Q From Jean Cantlay, Australia: What is the origin of the expression make no bones about it?
A This is so ancient, dating practically from time immemorial, that it has long since achieved the status of an idiom. When you think about it, the saying is certainly odd. Why should the notion of having no hesitation or scruples in speaking about or dealing with some matter, no matter how awkward or unpleasant, have any connections with bones?
It has been argued that the phrase had its origin in dice games, since dice have been called bones since the fourteenth century at the latest, for the good reason that they were originally carved from bone. The image presumably is that the player doesn’t stop to call on Dame Fortune or talk to the dice after the manner of craps players (“Baby needs new shoes!”) but just rolls them.
A more probable, but somewhat surprising, origin is from the meal table. The oldest version of the expression is to find bones in something, meaning to find a difficulty or objection in some course of action. The first example is from one of the Paston letters of 1459. It seems to have been linked especially with soup: to have a bone in that certainly presented difficulties in eating it. To find no bones in something meant that you had no problems or difficulties. The idiom seems to have grown out of that.
There are other expressions connected with bones, such as having a bone to pick with somebody (to have a dispute with that person) and bone of contention (something that causes discord or dissention). Both seem to be connected with the way that a meaty bone thrown to a group of dogs will cause intense rivalry and dispute.

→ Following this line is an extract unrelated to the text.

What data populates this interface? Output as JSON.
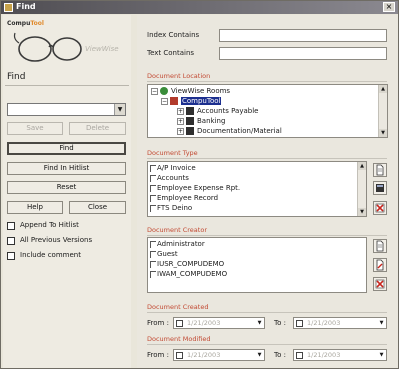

Search World Wide Words
Recently added or updated
Bob’s-a-dying; Methinks; Bill of goods; Binge-watching; Codswallop; That’s all she wrote; Great Scott; Gone for a Burton; Pull the plug; Bob’s your uncle; Gibberish; You snowing me?; Chi-ike; Salop; Hairy eyeballs; Broom-squire; Latrinalia; Charon; True blue; Nakation; Hands off?; Who coined forecast?; Vigintillion; Hingle; Bookaneer; Pig sick; Adimpleate; Deodand; Ilk; Fowler’s Modern English Usage; Skint; Vellichor; Galoot; Crizzling; Caparisoned.
Support World Wide Words!
Donate via PayPal. Select your currency from the list and click Donate.
Buy from Amazon and get me a small commission at no cost to you. Select your preferred site and click Go!